### Records provided

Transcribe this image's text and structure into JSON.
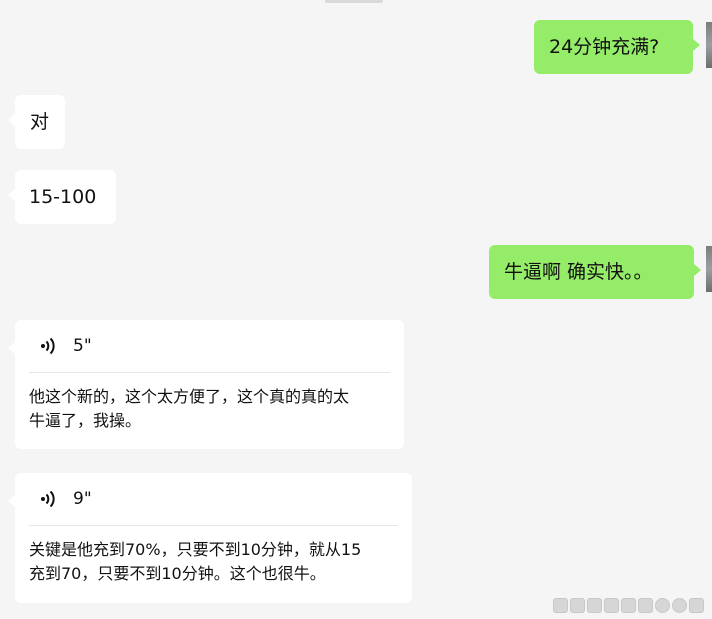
{
  "messages": [
    {
      "id": "m1",
      "direction": "out",
      "type": "text",
      "text": "24分钟充满?"
    },
    {
      "id": "m2",
      "direction": "in",
      "type": "text",
      "text": "对"
    },
    {
      "id": "m3",
      "direction": "in",
      "type": "text",
      "text": "15-100"
    },
    {
      "id": "m4",
      "direction": "out",
      "type": "text",
      "text": "牛逼啊 确实快。。"
    },
    {
      "id": "m5",
      "direction": "in",
      "type": "voice",
      "duration": "5\"",
      "transcript_line1": "他这个新的，这个太方便了，这个真的真的太",
      "transcript_line2": "牛逼了，我操。"
    },
    {
      "id": "m6",
      "direction": "in",
      "type": "voice",
      "duration": "9\"",
      "transcript_line1": "关键是他充到70%，只要不到10分钟，就从15",
      "transcript_line2": "充到70，只要不到10分钟。这个也很牛。"
    }
  ],
  "icons": {
    "voice": "voice-wave-icon",
    "bottom_strip": [
      "window-icon",
      "window-icon",
      "window-icon",
      "window-icon",
      "window-icon",
      "window-icon",
      "window-icon",
      "window-icon",
      "window-icon"
    ]
  },
  "colors": {
    "background": "#f5f5f5",
    "incoming_bubble": "#ffffff",
    "outgoing_bubble": "#95ec69"
  }
}
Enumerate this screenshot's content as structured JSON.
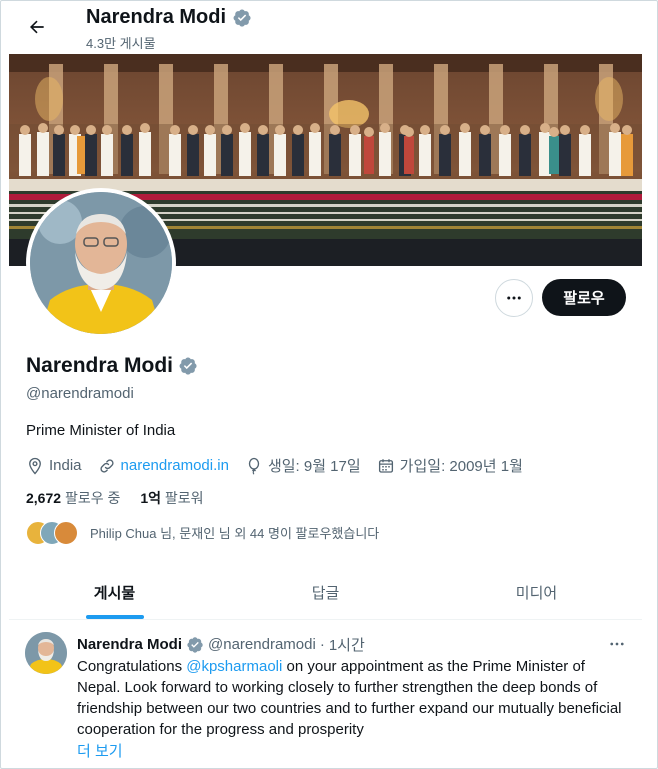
{
  "header": {
    "name": "Narendra Modi",
    "post_count": "4.3만 게시물",
    "icons": {
      "back": "arrow-left-icon",
      "verified": "verified-badge-icon"
    }
  },
  "profile": {
    "name": "Narendra Modi",
    "handle": "@narendramodi",
    "bio": "Prime Minister of India",
    "location": "India",
    "website": "narendramodi.in",
    "birthday": "생일: 9월 17일",
    "joined": "가입일: 2009년 1월",
    "following_count": "2,672",
    "following_label": "팔로우 중",
    "followers_count": "1억",
    "followers_label": "팔로워",
    "followed_by": "Philip Chua 님, 문재인 님 외 44 명이 팔로우했습니다",
    "follow_label": "팔로우"
  },
  "tabs": [
    {
      "label": "게시물",
      "active": true
    },
    {
      "label": "답글",
      "active": false
    },
    {
      "label": "미디어",
      "active": false
    }
  ],
  "tweet": {
    "name": "Narendra Modi",
    "handle": "@narendramodi",
    "separator": "·",
    "time": "1시간",
    "text_before": "Congratulations ",
    "mention": "@kpsharmaoli",
    "text_after": " on your appointment as the Prime Minister of Nepal. Look forward to working closely to further strengthen the deep bonds of friendship between our two countries and to further expand our mutually beneficial cooperation for the progress and prosperity",
    "show_more": "더 보기"
  },
  "colors": {
    "accent": "#1d9bf0",
    "text": "#0f1419",
    "secondary": "#536471",
    "follow_button": "#0f1419"
  }
}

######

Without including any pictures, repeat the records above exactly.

Answer -
Transcribe this image's text and structure into JSON.
{
  "messages": [
    {
      "id": "m1",
      "direction": "out",
      "type": "text",
      "text": "24分钟充满?"
    },
    {
      "id": "m2",
      "direction": "in",
      "type": "text",
      "text": "对"
    },
    {
      "id": "m3",
      "direction": "in",
      "type": "text",
      "text": "15-100"
    },
    {
      "id": "m4",
      "direction": "out",
      "type": "text",
      "text": "牛逼啊 确实快。。"
    },
    {
      "id": "m5",
      "direction": "in",
      "type": "voice",
      "duration": "5\"",
      "transcript_line1": "他这个新的，这个太方便了，这个真的真的太",
      "transcript_line2": "牛逼了，我操。"
    },
    {
      "id": "m6",
      "direction": "in",
      "type": "voice",
      "duration": "9\"",
      "transcript_line1": "关键是他充到70%，只要不到10分钟，就从15",
      "transcript_line2": "充到70，只要不到10分钟。这个也很牛。"
    }
  ],
  "icons": {
    "voice": "voice-wave-icon",
    "bottom_strip": [
      "window-icon",
      "window-icon",
      "window-icon",
      "window-icon",
      "window-icon",
      "window-icon",
      "window-icon",
      "window-icon",
      "window-icon"
    ]
  },
  "colors": {
    "background": "#f5f5f5",
    "incoming_bubble": "#ffffff",
    "outgoing_bubble": "#95ec69"
  }
}
Enumerate this screenshot's content as structured JSON.
{
  "header": {
    "name": "Narendra Modi",
    "post_count": "4.3만 게시물",
    "icons": {
      "back": "arrow-left-icon",
      "verified": "verified-badge-icon"
    }
  },
  "profile": {
    "name": "Narendra Modi",
    "handle": "@narendramodi",
    "bio": "Prime Minister of India",
    "location": "India",
    "website": "narendramodi.in",
    "birthday": "생일: 9월 17일",
    "joined": "가입일: 2009년 1월",
    "following_count": "2,672",
    "following_label": "팔로우 중",
    "followers_count": "1억",
    "followers_label": "팔로워",
    "followed_by": "Philip Chua 님, 문재인 님 외 44 명이 팔로우했습니다",
    "follow_label": "팔로우"
  },
  "tabs": [
    {
      "label": "게시물",
      "active": true
    },
    {
      "label": "답글",
      "active": false
    },
    {
      "label": "미디어",
      "active": false
    }
  ],
  "tweet": {
    "name": "Narendra Modi",
    "handle": "@narendramodi",
    "separator": "·",
    "time": "1시간",
    "text_before": "Congratulations ",
    "mention": "@kpsharmaoli",
    "text_after": " on your appointment as the Prime Minister of Nepal. Look forward to working closely to further strengthen the deep bonds of friendship between our two countries and to further expand our mutually beneficial cooperation for the progress and prosperity",
    "show_more": "더 보기"
  },
  "colors": {
    "accent": "#1d9bf0",
    "text": "#0f1419",
    "secondary": "#536471",
    "follow_button": "#0f1419"
  }
}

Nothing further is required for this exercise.